One move led to another and the reasoning behind it wasn't as simple as an immediate upgrade.
Could a similar machination be in place now as the Mets sent 20-year-old pitcher Jenrry Mejia down to Double A to begin the process of returning to the starting rotation? As they recalled flamethrowing righty Bobby Parnell to replace Mejia in the bullpen?
Are the Mets preparing for a future of their own with Mejia in the starting rotation and Parnell in the bullpen? Or do they have something else in mind? Are they giving Mariners GM Jack Zduriencik some basis to accept a trade centered around Mejia and Parnell (and presumably Fernando Martinez)...for Cliff Lee? The Mets are steadfastly and smartly refusing to trade the blossoming Jonathon Niese in a deal for a starter; but Mejia may be in play.
Let's say the Mets put that package together for Lee and Ryan Rowland-Smith, would it be worth it? Would Mejia and Martinez and all their developing abilities be an acceptable trade-off for the chance to put together a rotation of Johan Santana; Lee; Mike Pelfrey; and Niese? That rotation along with the return of Carlos Beltran to the lineup would create a championship-quality team.
Ancillary factors such as Lee's signability have to be taken into account; but I guarantee you if the Mets get Lee, they'll do the equivalent of shutting the door behind him, locking it and tell him that he's not leaving now or ever.
I'd hate to lose Mejia's arm, but as we've seen with other young phenoms such as Joba Chamberlain, you never know what's going to happen with a celebrated prospect; never know how long it's going to take for them to develop if they develop at all.
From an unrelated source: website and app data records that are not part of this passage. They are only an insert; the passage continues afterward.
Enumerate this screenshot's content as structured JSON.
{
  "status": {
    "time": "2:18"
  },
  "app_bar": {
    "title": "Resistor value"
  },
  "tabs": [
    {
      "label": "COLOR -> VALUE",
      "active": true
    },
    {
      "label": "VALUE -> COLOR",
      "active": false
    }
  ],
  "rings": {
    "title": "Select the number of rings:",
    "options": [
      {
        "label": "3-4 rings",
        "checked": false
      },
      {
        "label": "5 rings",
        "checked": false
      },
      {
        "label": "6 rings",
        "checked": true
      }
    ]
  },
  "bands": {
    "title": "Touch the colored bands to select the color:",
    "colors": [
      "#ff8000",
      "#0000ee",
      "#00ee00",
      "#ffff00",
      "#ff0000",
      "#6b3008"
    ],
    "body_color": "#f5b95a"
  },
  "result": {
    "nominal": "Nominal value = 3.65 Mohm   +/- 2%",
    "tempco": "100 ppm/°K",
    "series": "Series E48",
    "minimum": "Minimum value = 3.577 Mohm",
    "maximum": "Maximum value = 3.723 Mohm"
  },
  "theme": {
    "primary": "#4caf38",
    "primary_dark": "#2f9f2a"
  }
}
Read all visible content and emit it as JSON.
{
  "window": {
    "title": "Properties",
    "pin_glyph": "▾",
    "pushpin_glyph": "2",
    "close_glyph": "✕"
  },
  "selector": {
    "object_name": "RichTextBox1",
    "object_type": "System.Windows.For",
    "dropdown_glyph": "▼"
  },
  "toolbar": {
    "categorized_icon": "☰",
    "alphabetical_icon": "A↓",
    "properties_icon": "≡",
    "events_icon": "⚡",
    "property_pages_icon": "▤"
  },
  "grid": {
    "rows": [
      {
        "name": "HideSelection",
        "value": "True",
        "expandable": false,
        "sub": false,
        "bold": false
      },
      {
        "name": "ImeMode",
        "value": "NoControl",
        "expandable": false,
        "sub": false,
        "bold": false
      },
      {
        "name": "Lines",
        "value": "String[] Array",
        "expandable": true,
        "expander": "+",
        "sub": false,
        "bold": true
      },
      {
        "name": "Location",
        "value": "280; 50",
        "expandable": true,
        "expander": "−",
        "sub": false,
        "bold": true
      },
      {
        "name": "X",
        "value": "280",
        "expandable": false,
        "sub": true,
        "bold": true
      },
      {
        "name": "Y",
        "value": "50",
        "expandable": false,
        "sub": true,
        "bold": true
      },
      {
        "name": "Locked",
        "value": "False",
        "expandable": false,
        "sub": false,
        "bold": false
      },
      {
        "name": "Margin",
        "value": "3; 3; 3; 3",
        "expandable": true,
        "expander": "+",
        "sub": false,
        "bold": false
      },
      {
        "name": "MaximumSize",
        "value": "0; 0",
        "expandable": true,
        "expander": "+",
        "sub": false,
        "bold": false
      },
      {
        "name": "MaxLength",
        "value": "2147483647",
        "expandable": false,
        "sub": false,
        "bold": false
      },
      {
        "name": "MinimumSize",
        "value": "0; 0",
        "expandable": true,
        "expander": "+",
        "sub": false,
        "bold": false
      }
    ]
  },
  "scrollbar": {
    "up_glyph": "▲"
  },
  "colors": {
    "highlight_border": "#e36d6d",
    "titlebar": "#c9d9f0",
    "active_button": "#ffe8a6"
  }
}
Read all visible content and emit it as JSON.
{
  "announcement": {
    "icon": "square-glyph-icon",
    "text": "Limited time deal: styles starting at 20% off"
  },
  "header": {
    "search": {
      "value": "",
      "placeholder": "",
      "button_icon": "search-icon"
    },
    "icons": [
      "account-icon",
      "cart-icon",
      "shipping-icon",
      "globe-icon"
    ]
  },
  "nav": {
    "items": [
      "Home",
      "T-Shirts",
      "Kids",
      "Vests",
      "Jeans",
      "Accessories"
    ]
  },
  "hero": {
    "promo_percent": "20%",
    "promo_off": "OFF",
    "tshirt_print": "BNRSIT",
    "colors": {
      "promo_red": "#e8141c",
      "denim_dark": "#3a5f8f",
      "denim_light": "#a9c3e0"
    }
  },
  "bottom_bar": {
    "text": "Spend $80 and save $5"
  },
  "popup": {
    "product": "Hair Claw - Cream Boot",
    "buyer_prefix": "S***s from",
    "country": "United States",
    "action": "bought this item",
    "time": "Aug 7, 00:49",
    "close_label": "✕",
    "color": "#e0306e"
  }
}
You have to give in order to get and getting Cliff Lee would create thunderbolts and a lightning storm across the New York City skyline that would elicit terror across the entire National League.
It might win the Mets the World Series.
The scourge of Brian Cashman's tenure as Yankees GM outdueled Roy Halladay yesterday.
That's right. Carl Pavano, now of the Twins, went into Philadelphia and pitched a complete game 4-hitter against a Phillies team that appeared to have shaken themselves out of the month-long slumber at the plate with 32 runs in the prior four games.
Who can explain it?
Who can say why Pavano was such an ambivalent $40 million nightmare for everyone with whom he had any dealings whatsoever during his tenure with the Yankees?
And who can say why he was able, on 105 pitches, to efficiently dispatch that Phillies team while only striking out 2 batters?
Not only is Pavano pitching well, he's been durable and determined looking like an entirely different person than the guy wearing the Yankees uniform who wanted to go to the beach and chase girls rather than earn his paycheck.
The only person to blame for Carl Pavano's lost years as a Yankee is Carl Pavano; no one quibbled with the Yankees signing him and those that chortled at the way he fell apart, the Red Sox, Tigers and Mariners were prepared to offer him as much if not more money than the Yankees did----they got lucky that he spurned them.
It's sickening when a big name acquisition fails in a certain venue then turns around and regains elsewhere that which made him a sought after commodity to begin with, but all you can do is shrug it off. Pavano's become an integral part of the Twins starting rotation and he pitched a masterpiece yesterday. It's part of baseball.